The Film Stage’s Tony Hinds writes; “A perfectly orchestrated exercise in style, a staging of some of the finest suspense sequences since Alfred Hitchcock was above ground.” Sisters is of excellent and artfully upsetting parentage. Don’t miss it.
9. Femme Fatale (2002)
Perhaps De Palma’s most underrated film, Femme Fatale is a Euro-trash treasure that fearlessly manipulates the viewer into a time warping mystery with sexual excitement front and center. Long-legged Laura Ash (Rebecca Romijn) is a career criminal losing track of all the people she has double-crossed in a botched diamond heist.
This chic shocker also inserts a nosy photographer named Nicolas Bardo (Antonio Banderas), a sexy supermodel named Veronica (Rie Rasmussen) and a wealthy Parisian blueblood named Lily (Romijn, again) in a self-aware thriller that oozes style, drips danger, and if the adventurous viewer is game for it, throws some twists that are either absolutely bonkers or a stroke of inspired genius, depending on how you feel about De Palma, one supposes.
In my books, this is one of his most provocative and daring detours that rewards repeated viewings due to how the story spirals alter one’s perceptions and mixes up the meanings behind everything we think we know. Don’t miss it.
8. Carlito’s Way (1993)
“I don’t think I could have made a better film,” he says directly to camera in Noah Baumbach’s and Jake Paltrow’s 2015 documentary De Palma, as the director discusses his 1993 crime saga mini-epic, Carlito’s Way.
A classic gangster picture, every bit as quotable (“Here comes the pain!”) as his more widely recognized Scarface, also starring Al Pacino, here plays the titular Carlito Brigante. After a long stint in prison he fully plans on giving up his criminal ways but it’s not long before the New York City underworld has Carlito back in his drug kingpin position.
Adding depth to this dizzying and dangerous tale is Penelope Ann Miller as Carlito’s dancer girlfriend Gail, a shady scene-stealing Sean Penn as his best friend, lawyer and unlucky fuck up Dave Kleinfeld, Luis Guzmán as Carlito’s right hand man Pachangaas, as well as dangerous rival badass Benny Blanco (John Leguizamo), and a brilliant early career performance from Viggo Mortensen as Lalin, a a paraplegic turncoat.
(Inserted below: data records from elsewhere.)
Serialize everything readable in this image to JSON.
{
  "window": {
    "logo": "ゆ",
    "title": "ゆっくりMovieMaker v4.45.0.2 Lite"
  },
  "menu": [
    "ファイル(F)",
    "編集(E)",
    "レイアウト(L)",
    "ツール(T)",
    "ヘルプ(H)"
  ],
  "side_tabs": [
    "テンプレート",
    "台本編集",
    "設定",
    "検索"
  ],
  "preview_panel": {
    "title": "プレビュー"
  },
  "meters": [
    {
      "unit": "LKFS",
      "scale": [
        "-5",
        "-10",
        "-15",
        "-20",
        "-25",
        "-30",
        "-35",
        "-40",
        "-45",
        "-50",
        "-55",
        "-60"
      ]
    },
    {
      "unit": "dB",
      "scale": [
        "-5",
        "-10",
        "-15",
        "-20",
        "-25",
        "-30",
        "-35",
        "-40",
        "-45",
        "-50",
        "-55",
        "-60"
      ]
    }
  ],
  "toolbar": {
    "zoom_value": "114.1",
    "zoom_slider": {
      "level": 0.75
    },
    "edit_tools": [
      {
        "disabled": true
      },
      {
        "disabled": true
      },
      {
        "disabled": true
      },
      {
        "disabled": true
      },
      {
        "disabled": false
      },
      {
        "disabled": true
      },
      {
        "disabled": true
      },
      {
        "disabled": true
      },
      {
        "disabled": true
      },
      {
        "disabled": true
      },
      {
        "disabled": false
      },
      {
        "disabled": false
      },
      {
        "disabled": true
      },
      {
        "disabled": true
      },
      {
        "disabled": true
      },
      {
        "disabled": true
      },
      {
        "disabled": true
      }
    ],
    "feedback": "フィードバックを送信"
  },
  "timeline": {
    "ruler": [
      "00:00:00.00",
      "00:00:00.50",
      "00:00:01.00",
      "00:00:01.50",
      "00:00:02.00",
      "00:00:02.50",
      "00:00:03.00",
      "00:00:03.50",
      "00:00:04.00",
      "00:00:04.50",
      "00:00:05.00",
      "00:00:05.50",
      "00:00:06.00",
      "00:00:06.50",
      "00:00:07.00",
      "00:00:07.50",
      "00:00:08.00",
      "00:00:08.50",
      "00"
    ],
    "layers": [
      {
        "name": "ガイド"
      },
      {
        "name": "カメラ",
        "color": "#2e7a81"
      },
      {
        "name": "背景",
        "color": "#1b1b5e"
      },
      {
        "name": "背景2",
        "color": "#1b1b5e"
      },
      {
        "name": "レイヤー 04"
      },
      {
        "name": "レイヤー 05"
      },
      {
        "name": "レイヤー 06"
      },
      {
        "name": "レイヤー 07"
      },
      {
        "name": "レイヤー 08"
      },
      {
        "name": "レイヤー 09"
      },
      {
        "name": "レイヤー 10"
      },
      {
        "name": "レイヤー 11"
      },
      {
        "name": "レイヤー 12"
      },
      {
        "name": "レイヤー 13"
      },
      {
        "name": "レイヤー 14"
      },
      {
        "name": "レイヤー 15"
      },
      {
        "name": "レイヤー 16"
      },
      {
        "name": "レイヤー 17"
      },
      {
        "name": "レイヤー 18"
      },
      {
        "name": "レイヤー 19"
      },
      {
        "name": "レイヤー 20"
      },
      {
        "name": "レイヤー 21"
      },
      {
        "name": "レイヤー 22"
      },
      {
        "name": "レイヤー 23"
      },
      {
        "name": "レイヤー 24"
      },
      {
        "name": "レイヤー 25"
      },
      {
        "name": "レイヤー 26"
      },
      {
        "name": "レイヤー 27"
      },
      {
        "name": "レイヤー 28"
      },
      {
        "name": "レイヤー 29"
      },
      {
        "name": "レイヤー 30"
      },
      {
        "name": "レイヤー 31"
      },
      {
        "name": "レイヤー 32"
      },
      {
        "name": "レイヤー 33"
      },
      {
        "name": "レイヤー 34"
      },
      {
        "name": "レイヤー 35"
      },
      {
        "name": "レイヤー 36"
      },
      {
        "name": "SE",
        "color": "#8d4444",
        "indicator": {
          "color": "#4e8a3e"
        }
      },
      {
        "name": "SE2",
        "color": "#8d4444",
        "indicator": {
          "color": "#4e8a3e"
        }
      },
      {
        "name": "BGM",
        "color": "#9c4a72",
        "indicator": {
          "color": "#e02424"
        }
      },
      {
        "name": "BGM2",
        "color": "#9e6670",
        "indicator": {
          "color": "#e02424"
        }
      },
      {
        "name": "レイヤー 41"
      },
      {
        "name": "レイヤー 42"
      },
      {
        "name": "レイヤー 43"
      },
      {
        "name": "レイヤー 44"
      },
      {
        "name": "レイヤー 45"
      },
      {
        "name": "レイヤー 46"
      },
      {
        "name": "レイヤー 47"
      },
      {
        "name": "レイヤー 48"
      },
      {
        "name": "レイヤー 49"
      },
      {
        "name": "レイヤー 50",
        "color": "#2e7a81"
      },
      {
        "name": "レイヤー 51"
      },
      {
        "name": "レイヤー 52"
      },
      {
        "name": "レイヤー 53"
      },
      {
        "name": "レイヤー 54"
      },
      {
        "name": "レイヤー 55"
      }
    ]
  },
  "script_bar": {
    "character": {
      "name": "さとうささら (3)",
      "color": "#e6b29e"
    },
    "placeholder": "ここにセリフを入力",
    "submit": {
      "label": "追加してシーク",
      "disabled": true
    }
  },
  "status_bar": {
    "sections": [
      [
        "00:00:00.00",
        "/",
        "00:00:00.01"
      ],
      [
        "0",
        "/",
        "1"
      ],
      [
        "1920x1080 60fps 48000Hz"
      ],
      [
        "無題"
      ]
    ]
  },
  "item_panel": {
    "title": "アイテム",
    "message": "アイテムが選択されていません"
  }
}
This is peak De Palma, undoubtedly, and amongst its many distinctions it was named “Best Film of the 1990s” by Cahiers du Cinéma. “When you can’t see the angles no more, you’re in trouble.”